Interestingly, there has been chat about Milan’s oversized design fest moving from its current annual status to bi or even tri-annual.
Why? Well it cuts to the market purpose of the fair, that is to introduce and sell newly designed products. Until now, established marketing wisdom says find a new angle for your product (literally in the case of design, metaphorically in the case of, say, cereal), tell the consumer the one they’ve already got is no good (uncool, clunky, about to fail, bad for you etc) and needs to be upgraded, and – voila – you reduce product lifecycles, increase sales and habituate consumers to a merry-go-round of upgrades.
Yes, the highest form of the art is in technology products, but design uses very much the same approach. And that’s what’s worried the good folk behind the fair – does the tsunami of new products launched at each Fair represent positive, design-driven progress or has it become a very guilty party to cynical consumer stimulation, the creation of ‘Stuff’ for it’s own sake (see my earlier post on The Story of Stuff).

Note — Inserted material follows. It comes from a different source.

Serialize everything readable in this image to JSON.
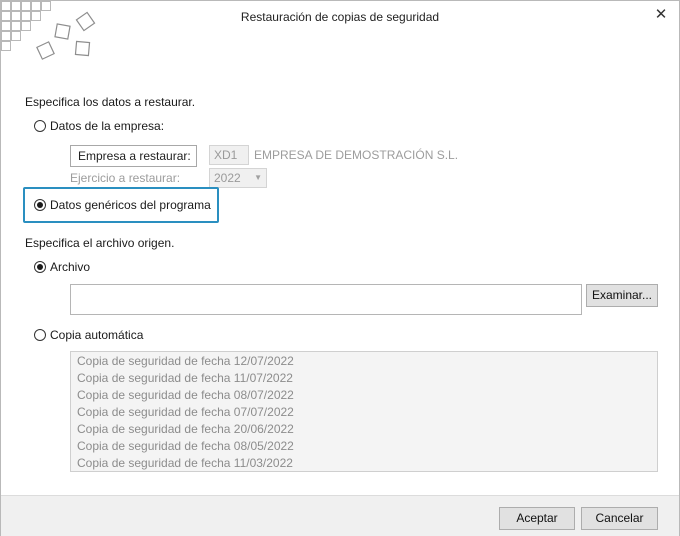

One would have to assume that restricting the Fair to a lower frequency would adversely affect the revenues to both the organisers and the good Burgers of Milan, but what price a clean conscience? This is an exciting moment of enlightenment. It’ll be fascinating to see what happens.
In the interests of balance, I must point out that there is a very significant movement within the design industry toward environmental responsibility – in all sorts of expressions, from use of materials, manufacturing techniques, use of the products itself, disposal of the product, and contribution the product makes to sustainable lifestyles.
A nice litmus site for this emerging trend is inhabitat.com whose mission statement includes: “we are frustrated at seeing an emerging category called “Green Design” – as if sustainability is somehow separate from good design in general. We believe that all design should be inherently “Green”. Good design is not about color, style or trends – but instead about thoughtfully considering the user, the experience, the social context and the impact of an object on the surrounding environment. No design can be considered good design unless it at least attempts to address some of these concerns.”
Inhabitat has picked out its favourite Milan products here
And here’s a perfect example of writing on Green Design, recently released by Mark Batty Publisher, a full-color journey through a carefully chosen selection of green toys, objects, fabrics, paper, and alternative energy sources.